TASK REQUIREMENTS
Report only how many lines of the entries below contain the string "said".

** Opening RECORDS FOR THIS EXERCISE block **

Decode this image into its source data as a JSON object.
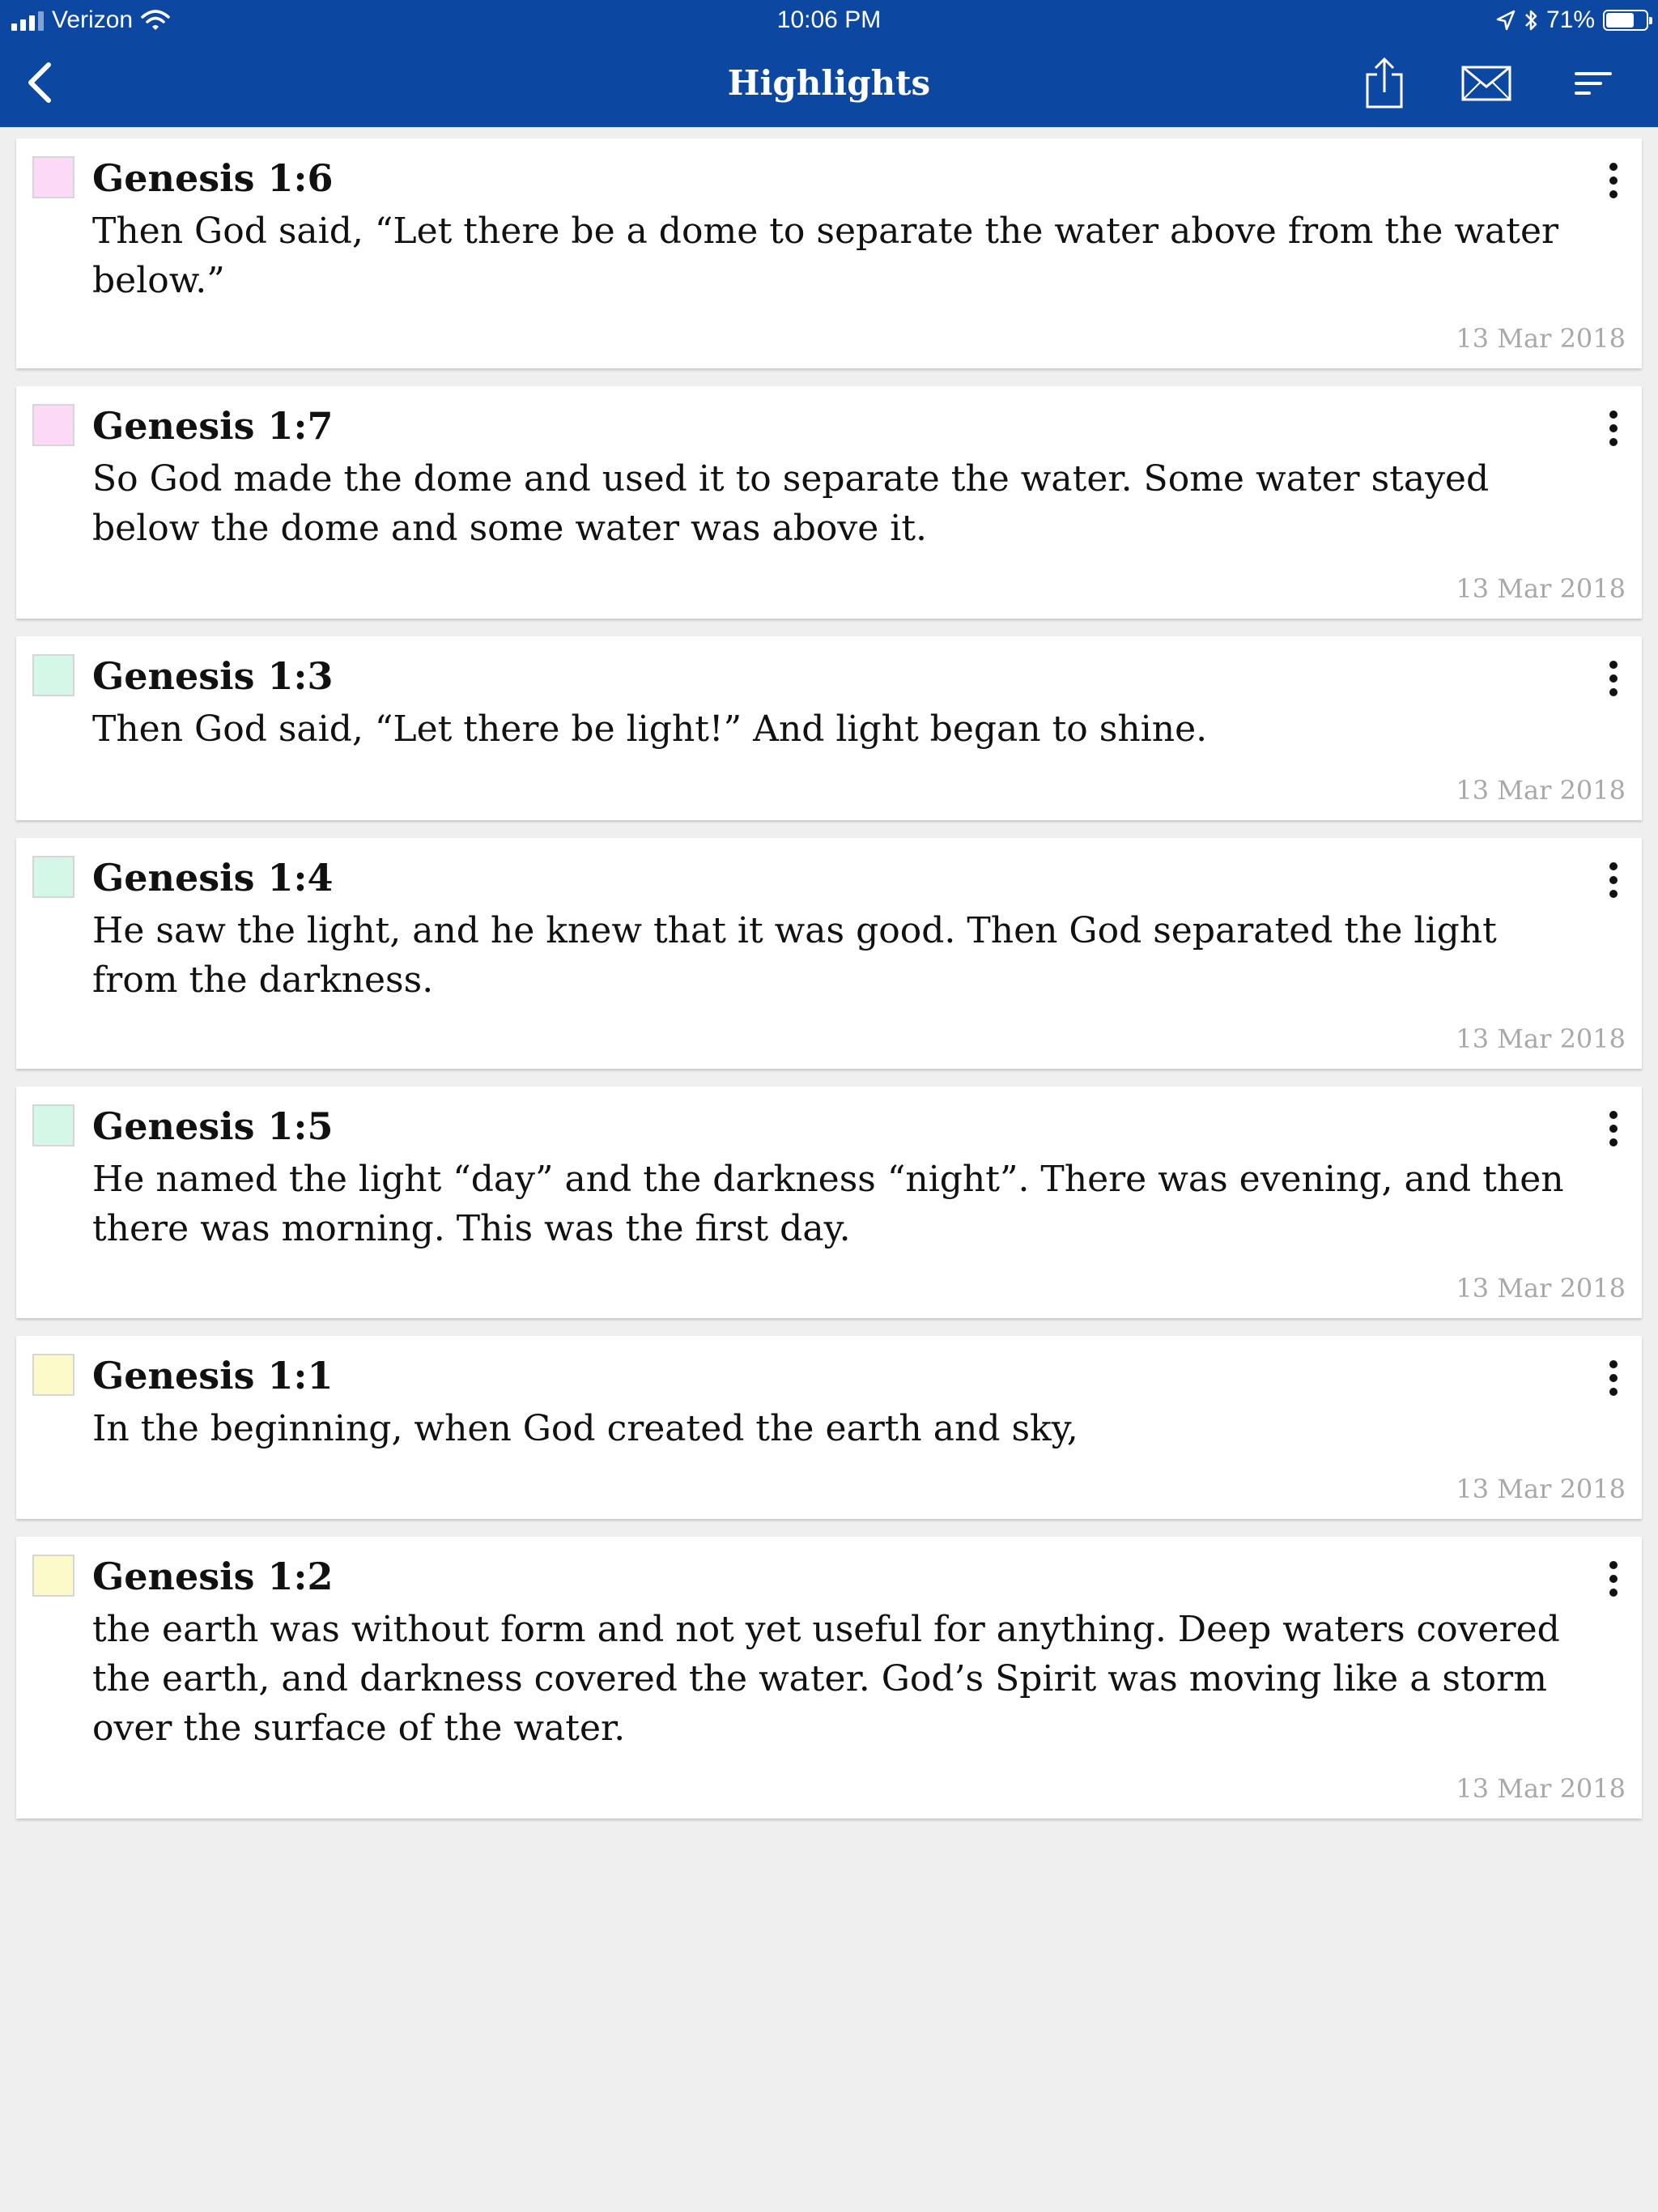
{
  "status_bar": {
    "carrier": "Verizon",
    "time": "10:06 PM",
    "battery": "71%",
    "battery_level": 0.71
  },
  "nav": {
    "title": "Highlights",
    "back_icon": "chevron-left-icon",
    "share_icon": "share-icon",
    "mail_icon": "mail-icon",
    "sort_icon": "sort-icon"
  },
  "highlights": [
    {
      "ref": "Genesis 1:6",
      "text": "Then God said, “Let there be a dome to separate the water above from the water below.”",
      "date": "13 Mar 2018",
      "color": "#fcd9f6"
    },
    {
      "ref": "Genesis 1:7",
      "text": "So God made the dome and used it to separate the water. Some water stayed below the dome and some water was above it.",
      "date": "13 Mar 2018",
      "color": "#fcd9f6"
    },
    {
      "ref": "Genesis 1:3",
      "text": "Then God said, “Let there be light!” And light began to shine.",
      "date": "13 Mar 2018",
      "color": "#d4f7e7"
    },
    {
      "ref": "Genesis 1:4",
      "text": "He saw the light, and he knew that it was good. Then God separated the light from the darkness.",
      "date": "13 Mar 2018",
      "color": "#d4f7e7"
    },
    {
      "ref": "Genesis 1:5",
      "text": "He named the light “day” and the darkness “night”. There was evening, and then there was morning. This was the first day.",
      "date": "13 Mar 2018",
      "color": "#d4f7e7"
    },
    {
      "ref": "Genesis 1:1",
      "text": "In the beginning, when God created the earth and sky,",
      "date": "13 Mar 2018",
      "color": "#fdfac9"
    },
    {
      "ref": "Genesis 1:2",
      "text": "the earth was without form and not yet useful for anything. Deep waters covered the earth, and darkness covered the water. God’s Spirit was moving like a storm over the surface of the water.",
      "date": "13 Mar 2018",
      "color": "#fdfac9"
    }
  ]
}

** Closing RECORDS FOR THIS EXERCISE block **

PROBLEM SOLUTION
2